*Your instructions*. The answer should be an exact copy of the data.

*Given records*.

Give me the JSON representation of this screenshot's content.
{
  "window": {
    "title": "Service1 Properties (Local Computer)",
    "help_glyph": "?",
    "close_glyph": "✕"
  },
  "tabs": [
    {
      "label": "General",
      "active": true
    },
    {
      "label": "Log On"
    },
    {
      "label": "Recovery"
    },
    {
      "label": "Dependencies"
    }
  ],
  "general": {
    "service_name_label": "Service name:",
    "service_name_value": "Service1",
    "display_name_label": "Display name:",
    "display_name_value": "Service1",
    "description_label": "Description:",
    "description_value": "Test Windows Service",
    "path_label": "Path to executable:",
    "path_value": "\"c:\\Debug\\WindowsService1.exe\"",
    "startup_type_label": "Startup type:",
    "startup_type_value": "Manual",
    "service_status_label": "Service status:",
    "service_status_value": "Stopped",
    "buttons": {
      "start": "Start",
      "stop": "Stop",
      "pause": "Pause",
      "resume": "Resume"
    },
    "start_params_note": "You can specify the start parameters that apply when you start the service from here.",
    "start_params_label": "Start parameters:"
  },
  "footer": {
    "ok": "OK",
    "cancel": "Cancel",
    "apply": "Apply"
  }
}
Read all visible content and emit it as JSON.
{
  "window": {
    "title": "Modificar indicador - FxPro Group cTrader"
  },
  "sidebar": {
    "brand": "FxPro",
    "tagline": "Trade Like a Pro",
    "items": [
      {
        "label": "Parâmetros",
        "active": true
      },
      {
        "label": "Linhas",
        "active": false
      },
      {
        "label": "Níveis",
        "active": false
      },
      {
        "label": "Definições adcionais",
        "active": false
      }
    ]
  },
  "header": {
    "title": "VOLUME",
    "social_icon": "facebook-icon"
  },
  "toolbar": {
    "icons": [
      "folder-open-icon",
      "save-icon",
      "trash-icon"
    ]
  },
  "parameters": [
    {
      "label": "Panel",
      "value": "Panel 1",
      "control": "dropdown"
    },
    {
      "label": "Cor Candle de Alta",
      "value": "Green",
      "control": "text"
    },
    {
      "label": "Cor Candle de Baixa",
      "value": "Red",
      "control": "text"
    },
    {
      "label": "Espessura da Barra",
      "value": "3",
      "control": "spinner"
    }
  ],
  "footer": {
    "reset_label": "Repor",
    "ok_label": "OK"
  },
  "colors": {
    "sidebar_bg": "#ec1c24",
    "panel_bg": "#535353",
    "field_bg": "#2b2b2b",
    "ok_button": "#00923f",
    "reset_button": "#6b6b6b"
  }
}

*Response area*.
Give me the JSON representation of this screenshot's content.
{
  "window": {
    "title": "Service1 Properties (Local Computer)",
    "help_glyph": "?",
    "close_glyph": "✕"
  },
  "tabs": [
    {
      "label": "General",
      "active": true
    },
    {
      "label": "Log On"
    },
    {
      "label": "Recovery"
    },
    {
      "label": "Dependencies"
    }
  ],
  "general": {
    "service_name_label": "Service name:",
    "service_name_value": "Service1",
    "display_name_label": "Display name:",
    "display_name_value": "Service1",
    "description_label": "Description:",
    "description_value": "Test Windows Service",
    "path_label": "Path to executable:",
    "path_value": "\"c:\\Debug\\WindowsService1.exe\"",
    "startup_type_label": "Startup type:",
    "startup_type_value": "Manual",
    "service_status_label": "Service status:",
    "service_status_value": "Stopped",
    "buttons": {
      "start": "Start",
      "stop": "Stop",
      "pause": "Pause",
      "resume": "Resume"
    },
    "start_params_note": "You can specify the start parameters that apply when you start the service from here.",
    "start_params_label": "Start parameters:"
  },
  "footer": {
    "ok": "OK",
    "cancel": "Cancel",
    "apply": "Apply"
  }
}
Read all visible content and emit it as JSON.
{
  "window": {
    "title": "Modificar indicador - FxPro Group cTrader"
  },
  "sidebar": {
    "brand": "FxPro",
    "tagline": "Trade Like a Pro",
    "items": [
      {
        "label": "Parâmetros",
        "active": true
      },
      {
        "label": "Linhas",
        "active": false
      },
      {
        "label": "Níveis",
        "active": false
      },
      {
        "label": "Definições adcionais",
        "active": false
      }
    ]
  },
  "header": {
    "title": "VOLUME",
    "social_icon": "facebook-icon"
  },
  "toolbar": {
    "icons": [
      "folder-open-icon",
      "save-icon",
      "trash-icon"
    ]
  },
  "parameters": [
    {
      "label": "Panel",
      "value": "Panel 1",
      "control": "dropdown"
    },
    {
      "label": "Cor Candle de Alta",
      "value": "Green",
      "control": "text"
    },
    {
      "label": "Cor Candle de Baixa",
      "value": "Red",
      "control": "text"
    },
    {
      "label": "Espessura da Barra",
      "value": "3",
      "control": "spinner"
    }
  ],
  "footer": {
    "reset_label": "Repor",
    "ok_label": "OK"
  },
  "colors": {
    "sidebar_bg": "#ec1c24",
    "panel_bg": "#535353",
    "field_bg": "#2b2b2b",
    "ok_button": "#00923f",
    "reset_button": "#6b6b6b"
  }
}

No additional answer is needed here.